REQUIRED ACTION
The lines to copy from the listing below are those that contain the string "worksheet".

EXTRACTED INFORMATION
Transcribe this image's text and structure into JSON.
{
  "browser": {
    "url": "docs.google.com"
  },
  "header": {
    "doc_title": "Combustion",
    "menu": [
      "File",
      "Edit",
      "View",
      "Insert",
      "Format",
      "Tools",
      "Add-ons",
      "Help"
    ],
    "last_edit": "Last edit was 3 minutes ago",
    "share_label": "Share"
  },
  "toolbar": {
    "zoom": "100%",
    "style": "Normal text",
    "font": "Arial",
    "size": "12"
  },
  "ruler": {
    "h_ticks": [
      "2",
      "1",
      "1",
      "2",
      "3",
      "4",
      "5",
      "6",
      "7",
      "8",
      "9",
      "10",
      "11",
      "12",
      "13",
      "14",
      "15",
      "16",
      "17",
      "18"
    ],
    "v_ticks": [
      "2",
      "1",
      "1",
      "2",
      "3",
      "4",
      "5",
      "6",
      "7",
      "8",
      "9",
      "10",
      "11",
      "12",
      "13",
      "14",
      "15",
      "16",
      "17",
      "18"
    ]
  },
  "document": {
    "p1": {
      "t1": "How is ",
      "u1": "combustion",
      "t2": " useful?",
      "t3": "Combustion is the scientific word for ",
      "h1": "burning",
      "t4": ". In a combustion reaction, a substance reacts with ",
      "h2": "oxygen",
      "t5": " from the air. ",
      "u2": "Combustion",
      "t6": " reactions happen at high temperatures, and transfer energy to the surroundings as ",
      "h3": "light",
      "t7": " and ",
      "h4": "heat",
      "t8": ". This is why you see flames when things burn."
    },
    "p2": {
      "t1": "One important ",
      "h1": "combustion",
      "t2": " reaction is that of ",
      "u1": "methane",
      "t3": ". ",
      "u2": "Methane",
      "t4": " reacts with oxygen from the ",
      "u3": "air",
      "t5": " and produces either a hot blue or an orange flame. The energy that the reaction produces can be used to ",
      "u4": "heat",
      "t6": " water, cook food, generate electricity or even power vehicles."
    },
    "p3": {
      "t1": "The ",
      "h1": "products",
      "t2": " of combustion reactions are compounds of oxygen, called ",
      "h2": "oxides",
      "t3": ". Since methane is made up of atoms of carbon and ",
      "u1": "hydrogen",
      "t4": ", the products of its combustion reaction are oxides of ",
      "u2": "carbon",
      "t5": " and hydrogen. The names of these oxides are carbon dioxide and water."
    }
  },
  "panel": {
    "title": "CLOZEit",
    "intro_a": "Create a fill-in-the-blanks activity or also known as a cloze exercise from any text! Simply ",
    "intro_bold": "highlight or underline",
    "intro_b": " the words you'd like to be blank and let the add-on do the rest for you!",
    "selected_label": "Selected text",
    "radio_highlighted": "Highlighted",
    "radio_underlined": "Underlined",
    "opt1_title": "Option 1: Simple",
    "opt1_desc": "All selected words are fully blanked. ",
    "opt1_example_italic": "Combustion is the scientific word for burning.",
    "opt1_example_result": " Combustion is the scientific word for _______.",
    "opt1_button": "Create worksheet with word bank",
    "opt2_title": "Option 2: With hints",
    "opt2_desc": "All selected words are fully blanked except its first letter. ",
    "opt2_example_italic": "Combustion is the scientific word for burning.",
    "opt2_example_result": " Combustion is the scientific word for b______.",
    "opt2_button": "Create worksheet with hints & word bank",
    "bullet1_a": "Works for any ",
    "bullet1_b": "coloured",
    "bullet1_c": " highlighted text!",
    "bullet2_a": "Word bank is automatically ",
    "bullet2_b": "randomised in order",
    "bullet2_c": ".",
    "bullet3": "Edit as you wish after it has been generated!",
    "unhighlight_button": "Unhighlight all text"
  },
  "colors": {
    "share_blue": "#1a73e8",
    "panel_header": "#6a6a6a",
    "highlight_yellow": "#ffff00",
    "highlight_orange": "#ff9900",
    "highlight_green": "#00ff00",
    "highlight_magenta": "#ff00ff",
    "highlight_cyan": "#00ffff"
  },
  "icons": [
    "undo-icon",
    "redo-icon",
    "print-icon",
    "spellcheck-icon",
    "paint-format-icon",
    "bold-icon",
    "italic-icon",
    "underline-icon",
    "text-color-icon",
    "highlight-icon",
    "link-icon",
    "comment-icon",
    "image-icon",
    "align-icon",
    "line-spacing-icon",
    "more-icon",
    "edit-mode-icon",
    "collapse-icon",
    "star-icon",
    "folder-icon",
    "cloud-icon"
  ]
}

SOLUTION
    "opt1_button": "Create worksheet with word bank",
    "opt2_button": "Create worksheet with hints & word bank",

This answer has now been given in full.